Thursday, 5 August 2010
The Merchant & the Faqir
بِسۡمِ ٱللهِ ٱلرَّحۡمَـٰنِ ٱلرَّحِيمِ
There was once a faqir who was a ferryman. Once a merchant approached him to be ferried across to the other shore. The faqir agreed to row him across. As the both sailed along, the merchant started a conversation.
“Do you know to read and write?”
“No, I am an illiterate and a rustic” replied the faqir.
The merchant said, “Oh! One fourth of your life is wasted!”
“But do you know arithmetic? You should know it, as it is important in maintaining accounts of your day to day life?”

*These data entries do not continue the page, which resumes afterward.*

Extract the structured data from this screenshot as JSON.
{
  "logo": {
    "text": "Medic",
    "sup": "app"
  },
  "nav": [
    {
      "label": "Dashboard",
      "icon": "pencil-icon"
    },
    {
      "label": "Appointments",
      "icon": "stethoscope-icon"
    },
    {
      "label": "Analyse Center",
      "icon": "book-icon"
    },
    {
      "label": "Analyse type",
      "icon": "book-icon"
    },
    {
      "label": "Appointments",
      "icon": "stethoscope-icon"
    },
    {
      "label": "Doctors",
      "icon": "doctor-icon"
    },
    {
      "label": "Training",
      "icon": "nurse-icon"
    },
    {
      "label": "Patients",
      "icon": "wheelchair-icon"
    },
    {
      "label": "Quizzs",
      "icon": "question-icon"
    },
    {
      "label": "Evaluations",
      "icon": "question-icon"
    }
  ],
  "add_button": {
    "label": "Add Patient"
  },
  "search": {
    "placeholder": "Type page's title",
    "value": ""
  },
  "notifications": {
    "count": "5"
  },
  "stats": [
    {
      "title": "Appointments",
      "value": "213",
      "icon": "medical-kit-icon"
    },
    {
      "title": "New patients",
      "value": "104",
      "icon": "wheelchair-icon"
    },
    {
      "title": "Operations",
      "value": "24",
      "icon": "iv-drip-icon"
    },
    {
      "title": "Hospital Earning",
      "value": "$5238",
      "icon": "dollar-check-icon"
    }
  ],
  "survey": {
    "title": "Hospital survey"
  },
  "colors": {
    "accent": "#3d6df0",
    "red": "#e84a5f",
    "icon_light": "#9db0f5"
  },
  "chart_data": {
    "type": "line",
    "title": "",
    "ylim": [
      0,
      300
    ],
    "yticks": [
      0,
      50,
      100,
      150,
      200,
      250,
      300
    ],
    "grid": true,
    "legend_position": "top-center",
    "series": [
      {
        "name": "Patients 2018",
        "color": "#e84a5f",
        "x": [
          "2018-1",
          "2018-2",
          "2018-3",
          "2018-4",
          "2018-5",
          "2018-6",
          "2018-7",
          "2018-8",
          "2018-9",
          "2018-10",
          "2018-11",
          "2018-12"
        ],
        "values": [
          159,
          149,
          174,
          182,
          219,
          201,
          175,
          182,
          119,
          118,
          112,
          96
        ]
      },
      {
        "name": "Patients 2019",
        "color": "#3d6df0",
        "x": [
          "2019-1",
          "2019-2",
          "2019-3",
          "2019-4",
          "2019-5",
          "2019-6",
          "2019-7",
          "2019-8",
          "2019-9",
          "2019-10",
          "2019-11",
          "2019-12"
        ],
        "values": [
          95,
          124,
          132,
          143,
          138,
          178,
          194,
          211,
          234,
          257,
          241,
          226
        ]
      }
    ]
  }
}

The faqir replied, “No. I am in no need of maintaining accounts as I spend whatever I earn that day. I do not earn more than what I need for my daily bread.” He continued, “The Existence that provides me today will take care of my morrow as well. So why do I have to worry? If someone pays me I take it, if he does not I do not mind. I have lived ‘til now this way and will be taken care in the future also. The giver gives nothing that lasts forever, nor does the one who does not give take away something which will last forever. All is but a play!”
The merchant on hearing this said, “You have then wasted half of your life!”
Just then a storm began and the boat began to toss about in the unruly waves. The faqir laughed at the merchant who was frightened for his life. The faqir asked him, “Do you know to swim?”
The frightened merchant replied, “Not at all!”
“The whole of your life is wasted! All your knowledge has not prepared you for the inevitable.” And the boat capsized.
All the knowledge that we acquire through scriptures about the immortality of he soul and deathlessness fails miserably when confronting death. Only a person who lives a life of awareness and is imbibed understands the Truth. There is a difference between the Knower, an ‘arif and an intellectual who is not imbibed. Much of what we hold to be knowledge is at times nothing but clutter. As a general rule, if it brings us closer to Allah (s.w.t.), it is knowledge. It leads us away from Allah (s.w.t.), it is false knowledge. Perhaps not even information. Some of us are the faqir. Most of us are the merchant. That boat is our life and the river we cross is dunya. It is a shorter journey than many realise. And whatever is waiting on the other side wholly depends on where we have intended to go.
A grammatist once got into a boat.
That self-regarding man looked at the boatman
And said, “Do you know grammar?” “No,” he said.
“And half your life has gone!” he chided him.
The boatman’s heart was broken by the pain,
but for the moment made his answer silence.
The wind then blew the boat into a whirpool.
The boatman hollered to the grammatist,
“Do you know how to swim at all, please tell me?”
He said, “I don’t, you shrewd and handsome man!”
“Then all your life has gone, dear grammatist,”
he said. “Our boat is sinking in these whirlpools.
Absorption’s needed here, not grammar, see!
If you’re absorbed, jump in. There’s no danger.
The ocean wave will raise the dead aloft.
How can the living man escape the sea?
And if you’ve died to human qualities,
the sea of secrets sets you at its summit.
And you who’ve called the people asinine,
now you’re the one who’s like an ass on ice.
World’s greatest scholar of your time you may be,
but note this world is passing – watch the time!
Now we stitched up the grammatist in order
to tell you of the grammar of absorption.
The heart of all the learned sciences,
my learned friend, you’ll learn in self-effacement.
That pitcher is our learned sciences,
that caliph is the Tigris of God’s knowledge.
Full jars we’re carrying to the river Tigris,
and we’re an ass, though we don’t know it yet.
At least the Bedouin man could be excused –
from distant parts, he didn’t know the Tigris.
If he, like us, had known about the Tigris
would he have lugged his jar from place to place?
No, surely, if he’d known about the Tigris,
he would have smashed his jar upon a rock.”
Mawlana Jalal ad-Din ar-Rumi (q.s.), Matsnawi
Translated by Alan Williams